▶ **Exercise**:
If a line of the data below holds the string "this", copy it.

▶ **Data records**:
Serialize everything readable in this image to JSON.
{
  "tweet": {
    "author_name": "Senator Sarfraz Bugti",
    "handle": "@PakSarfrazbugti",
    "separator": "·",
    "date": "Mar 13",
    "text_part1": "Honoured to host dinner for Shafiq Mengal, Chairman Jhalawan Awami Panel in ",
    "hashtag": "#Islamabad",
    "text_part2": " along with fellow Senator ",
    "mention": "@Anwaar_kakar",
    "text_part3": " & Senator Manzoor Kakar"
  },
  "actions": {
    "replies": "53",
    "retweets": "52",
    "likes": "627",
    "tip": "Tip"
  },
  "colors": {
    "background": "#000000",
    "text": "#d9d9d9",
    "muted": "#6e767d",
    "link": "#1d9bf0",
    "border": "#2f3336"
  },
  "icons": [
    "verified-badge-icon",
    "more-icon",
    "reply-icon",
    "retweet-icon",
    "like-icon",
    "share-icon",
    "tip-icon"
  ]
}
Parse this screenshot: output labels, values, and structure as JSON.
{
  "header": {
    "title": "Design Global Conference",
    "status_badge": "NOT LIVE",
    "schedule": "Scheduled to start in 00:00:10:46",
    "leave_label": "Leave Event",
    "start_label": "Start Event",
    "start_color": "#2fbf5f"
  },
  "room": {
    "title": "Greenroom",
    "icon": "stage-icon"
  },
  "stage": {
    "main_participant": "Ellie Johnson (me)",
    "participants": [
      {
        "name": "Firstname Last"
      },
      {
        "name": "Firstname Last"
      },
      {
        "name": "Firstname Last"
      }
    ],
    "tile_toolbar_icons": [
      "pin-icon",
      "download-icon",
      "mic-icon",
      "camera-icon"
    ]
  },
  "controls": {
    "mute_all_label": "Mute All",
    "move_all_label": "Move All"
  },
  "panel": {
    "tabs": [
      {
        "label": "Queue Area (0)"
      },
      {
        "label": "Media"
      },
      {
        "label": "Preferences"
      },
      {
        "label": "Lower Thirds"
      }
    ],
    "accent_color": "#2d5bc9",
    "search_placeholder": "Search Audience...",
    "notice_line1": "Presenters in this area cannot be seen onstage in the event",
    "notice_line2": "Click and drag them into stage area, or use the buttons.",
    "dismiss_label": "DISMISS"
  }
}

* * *

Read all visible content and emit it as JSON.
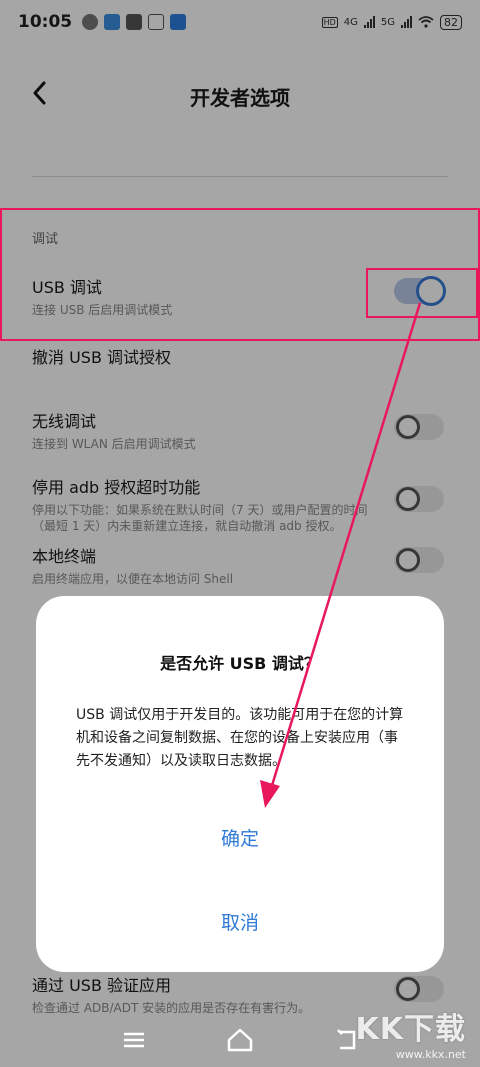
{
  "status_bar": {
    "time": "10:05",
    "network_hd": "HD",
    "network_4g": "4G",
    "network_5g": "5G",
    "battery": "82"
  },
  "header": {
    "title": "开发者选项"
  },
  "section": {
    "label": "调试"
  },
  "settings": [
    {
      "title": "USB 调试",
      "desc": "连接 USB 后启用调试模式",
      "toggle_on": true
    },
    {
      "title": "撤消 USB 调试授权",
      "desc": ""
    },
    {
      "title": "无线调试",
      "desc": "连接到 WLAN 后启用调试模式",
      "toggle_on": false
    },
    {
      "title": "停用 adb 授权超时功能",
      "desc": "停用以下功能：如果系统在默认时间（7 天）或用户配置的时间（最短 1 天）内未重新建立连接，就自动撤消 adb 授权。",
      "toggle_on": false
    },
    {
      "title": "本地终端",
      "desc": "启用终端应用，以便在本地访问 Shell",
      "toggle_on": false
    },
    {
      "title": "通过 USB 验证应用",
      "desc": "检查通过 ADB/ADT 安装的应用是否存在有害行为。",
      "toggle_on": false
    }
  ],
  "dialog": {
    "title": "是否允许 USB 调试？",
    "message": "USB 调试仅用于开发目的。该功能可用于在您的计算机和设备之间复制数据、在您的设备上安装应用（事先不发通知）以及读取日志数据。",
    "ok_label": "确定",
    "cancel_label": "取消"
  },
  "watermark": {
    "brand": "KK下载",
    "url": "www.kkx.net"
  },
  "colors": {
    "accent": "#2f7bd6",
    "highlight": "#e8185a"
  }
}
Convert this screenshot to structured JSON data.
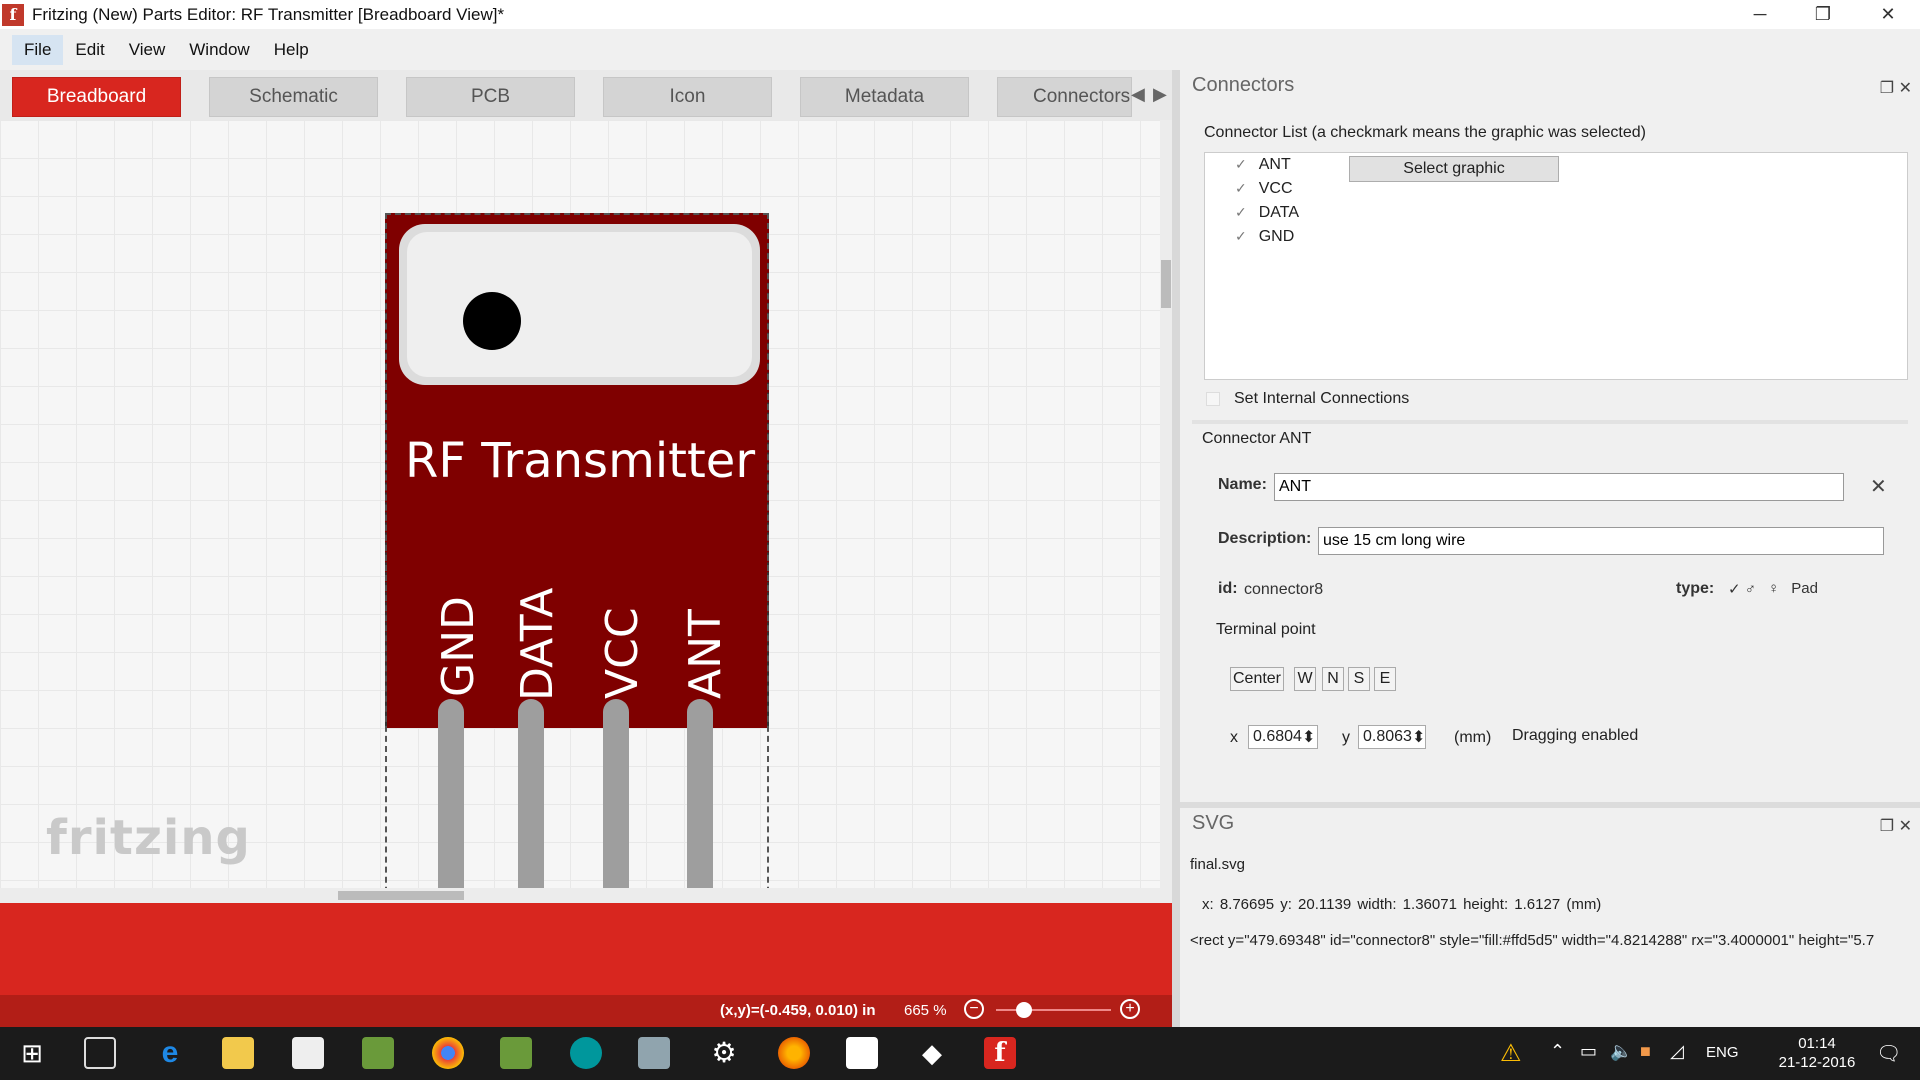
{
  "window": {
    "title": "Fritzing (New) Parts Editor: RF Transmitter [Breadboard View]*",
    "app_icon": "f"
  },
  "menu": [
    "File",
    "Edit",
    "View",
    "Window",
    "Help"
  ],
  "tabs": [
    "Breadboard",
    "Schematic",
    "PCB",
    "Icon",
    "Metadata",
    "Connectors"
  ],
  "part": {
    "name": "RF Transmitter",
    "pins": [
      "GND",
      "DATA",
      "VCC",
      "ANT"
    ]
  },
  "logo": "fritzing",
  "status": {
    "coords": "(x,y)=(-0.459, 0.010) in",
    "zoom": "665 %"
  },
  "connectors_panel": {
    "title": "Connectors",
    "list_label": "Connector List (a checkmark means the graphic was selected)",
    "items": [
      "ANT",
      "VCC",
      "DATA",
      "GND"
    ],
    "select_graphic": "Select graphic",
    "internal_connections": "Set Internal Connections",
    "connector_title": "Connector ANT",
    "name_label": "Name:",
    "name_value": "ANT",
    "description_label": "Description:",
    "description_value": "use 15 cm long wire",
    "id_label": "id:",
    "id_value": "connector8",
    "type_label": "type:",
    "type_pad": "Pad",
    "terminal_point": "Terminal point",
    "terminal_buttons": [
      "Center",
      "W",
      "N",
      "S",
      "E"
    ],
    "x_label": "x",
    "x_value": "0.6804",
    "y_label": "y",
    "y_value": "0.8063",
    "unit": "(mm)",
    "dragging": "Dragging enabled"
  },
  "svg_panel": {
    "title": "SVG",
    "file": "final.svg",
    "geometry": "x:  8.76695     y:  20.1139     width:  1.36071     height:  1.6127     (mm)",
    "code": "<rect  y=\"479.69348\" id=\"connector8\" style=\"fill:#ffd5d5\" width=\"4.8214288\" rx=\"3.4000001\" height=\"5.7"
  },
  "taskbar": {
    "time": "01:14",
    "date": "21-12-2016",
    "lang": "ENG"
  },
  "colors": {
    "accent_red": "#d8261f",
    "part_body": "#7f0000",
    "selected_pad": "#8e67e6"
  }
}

▶ **Output below**:
Serialize everything readable in this image to JSON.
Parse this screenshot: output labels, values, and structure as JSON.
    "notice_line1": "Presenters in this area cannot be seen onstage in the event",
Convert this screenshot to structured JSON data.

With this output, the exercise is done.